There’s a case to be made that all 14 ACC teams fall into one of two categories this season: Teams with strong QBs and teams that think they’ll have one by year’s end.
Top to bottom, this might be the best quarterback season the ACC has seen in years. How do the ACC’s teams stack up? We’ve done our best to rank them.
Justin Thomas is perhaps the best pure playmaker in the ACC, but what makes him truly special is that he’s a perfect fit for Paul Johnson’s system. Add to that a terrific backup in Tim Byerly, and the Jackets narrowly take the top spot.
Health concerns are the only legitimate critique of Deshaun Watson at this point, but even as a true freshman playing with a torn ACL, he still thumped rival South Carolina last season. Project his numbers over the course of a complete season, and he’s a Heisman front-runner. If Watson can’t stay healthy though, Clemson’s QB situation is a major wild card.
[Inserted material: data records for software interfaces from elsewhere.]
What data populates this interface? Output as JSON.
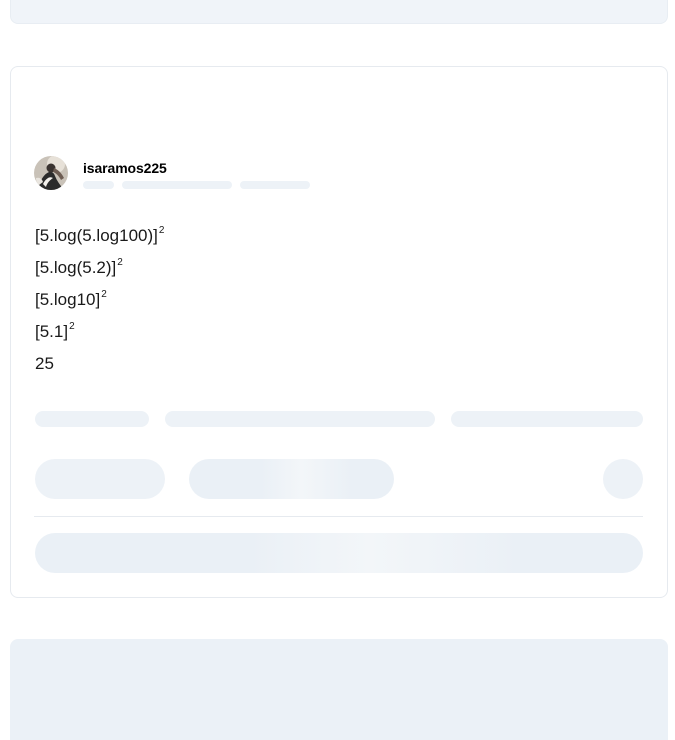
{
  "answer": {
    "author": {
      "username": "isaramos225",
      "avatar_icon": "user-avatar-photo"
    },
    "lines": [
      {
        "text": "[5.log(5.log100)]",
        "sup": "2"
      },
      {
        "text": "[5.log(5.2)]",
        "sup": "2"
      },
      {
        "text": "[5.log10]",
        "sup": "2"
      },
      {
        "text": "[5.1]",
        "sup": "2"
      },
      {
        "text": "25",
        "sup": ""
      }
    ]
  },
  "colors": {
    "skeleton": "#edf2f7",
    "card_border": "#e6eaef",
    "text": "#1a1a1a"
  }
}
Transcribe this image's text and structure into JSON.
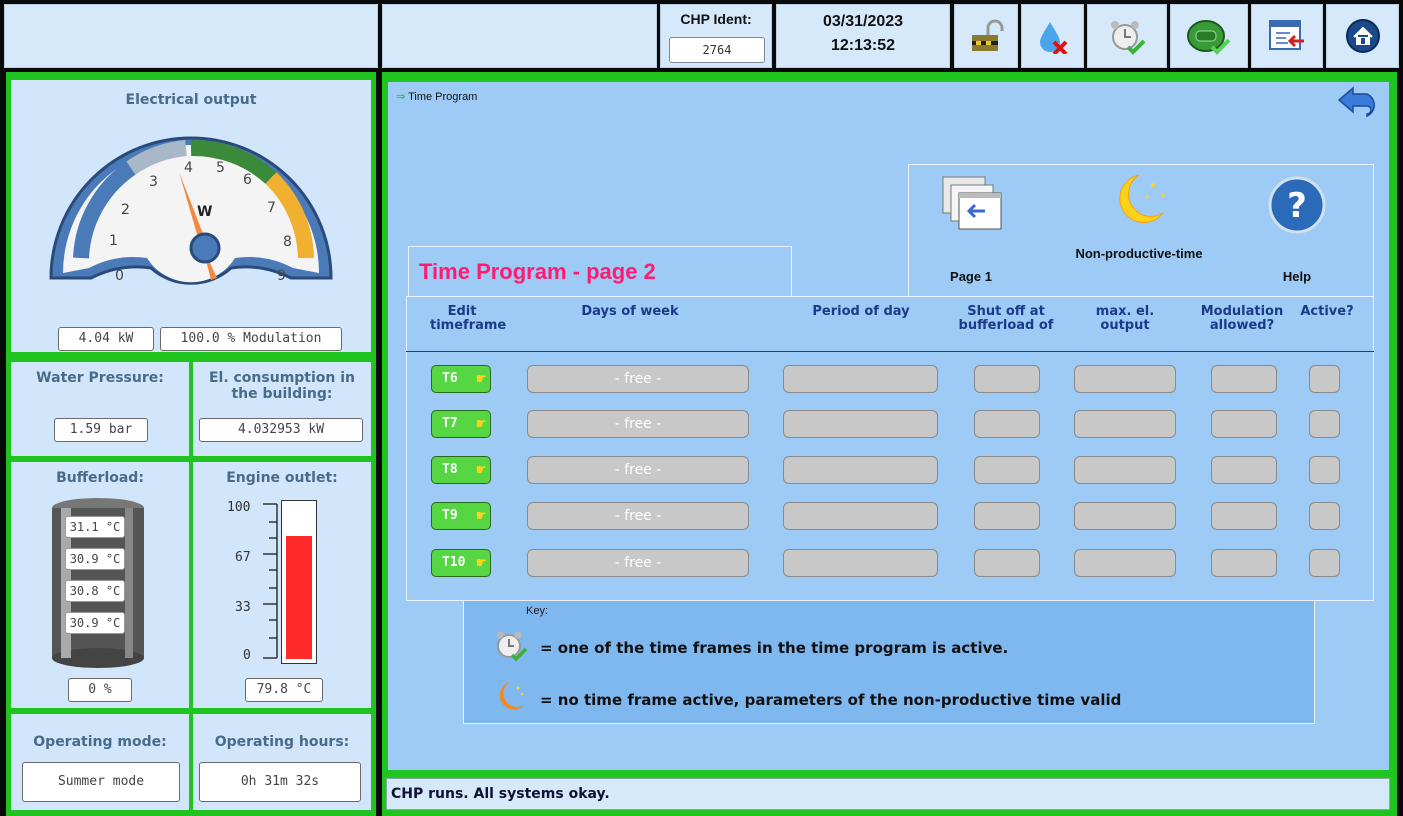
{
  "header": {
    "chp_ident_label": "CHP Ident:",
    "chp_ident_value": "2764",
    "date": "03/31/2023",
    "time": "12:13:52",
    "icons": [
      "unlock-icon",
      "water-alarm-icon",
      "alarm-clock-check-icon",
      "engine-ok-icon",
      "logout-screen-icon",
      "home-icon"
    ]
  },
  "left": {
    "electrical_output_title": "Electrical output",
    "gauge_unit": "W",
    "gauge_ticks": [
      "0",
      "1",
      "2",
      "3",
      "4",
      "5",
      "6",
      "7",
      "8",
      "9"
    ],
    "gauge_needle_value": 4.04,
    "power_value": "4.04 kW",
    "modulation_value": "100.0 % Modulation",
    "water_pressure_label": "Water Pressure:",
    "water_pressure_value": "1.59 bar",
    "el_consumption_label": "El. consumption in the building:",
    "el_consumption_value": "4.032953 kW",
    "bufferload_label": "Bufferload:",
    "buffer_temps": [
      "31.1 °C",
      "30.9 °C",
      "30.8 °C",
      "30.9 °C"
    ],
    "bufferload_value": "0 %",
    "engine_outlet_label": "Engine outlet:",
    "engine_scale": [
      "100",
      "67",
      "33",
      "0"
    ],
    "engine_fill_percent": 79.8,
    "engine_outlet_value": "79.8 °C",
    "operating_mode_label": "Operating mode:",
    "operating_mode_value": "Summer mode",
    "operating_hours_label": "Operating hours:",
    "operating_hours_value": "0h 31m 32s"
  },
  "main": {
    "breadcrumb": "Time Program",
    "title": "Time Program - page 2",
    "nav": {
      "page1_label": "Page 1",
      "nonprod_label": "Non-productive-time",
      "help_label": "Help"
    },
    "columns": {
      "edit": "Edit timeframe",
      "days": "Days of week",
      "period": "Period of day",
      "shutoff": "Shut off at bufferload of",
      "maxel": "max. el. output",
      "modulation": "Modulation allowed?",
      "active": "Active?"
    },
    "rows": [
      {
        "id": "T6",
        "days": "- free -"
      },
      {
        "id": "T7",
        "days": "- free -"
      },
      {
        "id": "T8",
        "days": "- free -"
      },
      {
        "id": "T9",
        "days": "- free -"
      },
      {
        "id": "T10",
        "days": "- free -"
      }
    ],
    "key": {
      "label": "Key:",
      "line1": "= one of the time frames in the time program is active.",
      "line2": "= no time frame active, parameters of the non-productive time valid"
    }
  },
  "status": "CHP runs. All systems okay.",
  "colors": {
    "accent_green": "#1fc41f",
    "title_pink": "#ff1b72",
    "panel_blue": "#9ecbf5"
  }
}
Here’s the list of true freshman QBs who’ve thrown for 3,000 yards and 25 touchdowns in the last decade: Brad Kaaya. That’s it. He led the ACC in yards-per-attempt and passing TDs last season and expectations are even higher for 2015.
Marquise Williams accounted for more than 3,800 yards and 35 touchdowns last season despite playing much of the season with a nagging hip injury. Now he’s fully healthy and has nine returning starters surrounding him on offense. Add in Mitch Trubisky behind him, and there’s a strong case North Carolina has one of the best 1-2 punches in the country.
At midseason in 2014, Everett Golson was a legitimate Heisman candidate. The second half of the season had too many turnovers and too many Notre Dame defeats, and he ended up transferring to Florida State. That could be a boon for both Golson and the Seminoles as he takes over an offense that’s short on experience but loaded with talent.
The only Power 5 QBs in the country last year to account for 25 touchdowns, 3,000 yards and no more than five interceptions included Jacoby Brissett, Marcus Mariota, Brett Hundley and Cody Kessler. It’s an elite list, and Brissett proved during an impressive 2014 that he belonged.
Down the stretch last season, Chad Voytik was as good as any quarterback in the ACC. Now he’s got a year of starting experience under his belt and has two of the league’s best offensive weapons around him.
With a young supporting cast, a makeshift O-line and just two months on campus, Michael Brewer was thrown to the wolves last season. He struggled at times, but he did knock off Ohio State and finished the year with the eight-lowest interception rate among P5 QBs from Week 8 on.
Reggie Bonnafon hasn’t locked up the starting job, but there’s still so much optimism about Bonnafon’s future at Louisville that it’s hard to imagine him not contributing in a big way this year. Even if he doesn’t, Louisville proved it has plenty of depth with Will Gardner and Kyle Bolin both having starting experience, too.
10. Duke Blue Devils
Thomas Sirk's playing time is limited, but he takes over a Duke offense with playmakers around him and a solid offensive line. He also brings a dangerous level of athleticism to the table that should make him a tough matchup for opposing defenses.
Matt Johns shared playing time with Greyson Lambert last season but officially landed the full-time job this spring. He looked good in some games -- UCLA and BYU -- but struggled in others. The jury is still out, but Mike London was clearly convinced he has the right guy.
12. Syracuse Orange
We know Syracuse wasn’t very good without Terrel Hunt, but we still don’t know how good Hunt actually is. Against Power 5 foes in his career, Hunt has averaged just 5.7 yards per attempt with three passing touchdowns and 12 interceptions.
Matching the production of Tyler Murphy is likely an impossible task for Darius Wade this season, but he can be a far more dynamic threat for BC, keeping defenses honest with his arm while using his athleticism to offset an O-line that could struggle early.
This ranking isn’t so much a knock on John Wolford, who showed real improvement and ample toughness as the season progressed last season. It’s just that he has very little to work with on offense, and he can’t do it all by himself.